Tuesday, December 26, 2006

The Good Stuff: TV

Believe it or not, I don’t watch much TV. I thought this year might be different. I’d sample some new shows, catch up with touted ones like Battlestar Galactica on DVD. Never happened. (Update: 2007 is another story.)

Most of what I liked is held over from last year. I’ve talked about The Wire enough, so I’ll simply say that season four is a staggering accomplishment. The Christmas party episode of The Office, directed by Harold Ramis, may have been that series’ finest hour. Right now the most complete universe on television is the bizarre parallel one that can be entered through the vortex of The Colbert Report. Just look at 2006’s final show, scattered across the website, in which the fake “Stephen Colbert” squared off against actual band the Decembrists in a guitar duel that ultimately involved Peter Frampton, Cheap Trick’s Rick Nielsen, New York governor-elect Eliot Spitzer and Dr. Henry Kissinger. Blasphemy alert: Colbert is now funnier and more consistent than its progenitor The Daily Show.

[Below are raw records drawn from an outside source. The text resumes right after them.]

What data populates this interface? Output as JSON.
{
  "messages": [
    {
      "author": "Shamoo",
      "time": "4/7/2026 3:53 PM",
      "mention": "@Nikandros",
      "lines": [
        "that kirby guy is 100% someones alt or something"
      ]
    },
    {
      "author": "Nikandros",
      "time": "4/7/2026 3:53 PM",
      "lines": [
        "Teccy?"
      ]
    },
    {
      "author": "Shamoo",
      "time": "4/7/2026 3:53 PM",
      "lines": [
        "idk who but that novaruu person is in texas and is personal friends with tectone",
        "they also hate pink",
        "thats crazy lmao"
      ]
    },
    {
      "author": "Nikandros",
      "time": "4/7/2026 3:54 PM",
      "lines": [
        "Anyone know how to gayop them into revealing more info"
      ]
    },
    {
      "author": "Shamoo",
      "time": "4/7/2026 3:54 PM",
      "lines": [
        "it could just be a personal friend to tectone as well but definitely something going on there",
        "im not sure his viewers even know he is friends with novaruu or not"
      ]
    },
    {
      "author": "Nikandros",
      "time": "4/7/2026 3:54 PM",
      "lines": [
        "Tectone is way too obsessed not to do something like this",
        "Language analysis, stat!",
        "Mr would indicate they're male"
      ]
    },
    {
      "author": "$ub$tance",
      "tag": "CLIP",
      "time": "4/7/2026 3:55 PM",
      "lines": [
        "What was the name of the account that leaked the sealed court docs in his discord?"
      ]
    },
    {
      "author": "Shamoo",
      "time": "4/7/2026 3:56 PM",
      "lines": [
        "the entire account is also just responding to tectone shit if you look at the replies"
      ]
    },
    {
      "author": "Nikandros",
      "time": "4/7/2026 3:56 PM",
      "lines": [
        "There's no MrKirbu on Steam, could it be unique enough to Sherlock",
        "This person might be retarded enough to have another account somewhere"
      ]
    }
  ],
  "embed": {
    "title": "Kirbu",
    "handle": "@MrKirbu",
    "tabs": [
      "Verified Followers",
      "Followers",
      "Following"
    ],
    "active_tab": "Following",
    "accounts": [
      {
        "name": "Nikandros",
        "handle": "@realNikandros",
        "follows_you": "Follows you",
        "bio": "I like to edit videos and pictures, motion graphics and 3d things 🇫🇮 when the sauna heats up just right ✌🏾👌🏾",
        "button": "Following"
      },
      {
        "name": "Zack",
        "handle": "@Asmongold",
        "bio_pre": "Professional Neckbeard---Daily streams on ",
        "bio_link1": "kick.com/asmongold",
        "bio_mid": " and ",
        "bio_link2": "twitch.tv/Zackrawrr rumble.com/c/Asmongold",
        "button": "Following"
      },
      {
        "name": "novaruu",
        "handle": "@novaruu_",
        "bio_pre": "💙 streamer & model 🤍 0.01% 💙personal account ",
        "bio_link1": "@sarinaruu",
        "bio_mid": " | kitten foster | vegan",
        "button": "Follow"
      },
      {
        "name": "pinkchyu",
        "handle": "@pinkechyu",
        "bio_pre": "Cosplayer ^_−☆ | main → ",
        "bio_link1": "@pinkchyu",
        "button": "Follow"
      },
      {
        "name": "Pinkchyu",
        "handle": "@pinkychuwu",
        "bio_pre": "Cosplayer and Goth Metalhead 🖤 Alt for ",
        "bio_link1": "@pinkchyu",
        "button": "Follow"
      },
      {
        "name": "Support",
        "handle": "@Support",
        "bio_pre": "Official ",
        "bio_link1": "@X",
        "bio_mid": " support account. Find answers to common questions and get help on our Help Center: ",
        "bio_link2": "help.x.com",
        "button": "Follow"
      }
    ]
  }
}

Other, newer highlights:

Broken Trail. This AMC western directed by Walter Hill was one of the best movies I saw this year on any screen large or small.

When The Levees Broke. Spike Lee’s mammoth, indispensable HBO documentary on Hurricane Katrina and its aftermath.

The Thick of It. The hilarious send-up of office politics and actual politics debuted on BBC America.

30 Rock. Because Alec Baldwin kills in every scene. Because Tracy Morgan’s perfect storm of narcissism and ADD still produces pearls or wisdom. (“Live every week like it’s Shark Week.”) Because of the supporting cast, namely Kenny the intern. Because Tina Fey is secretly using the show to explore the extra pressures faced by women in positions of authority. Because I can watch episodes for free online. But mainly because of Baldwin.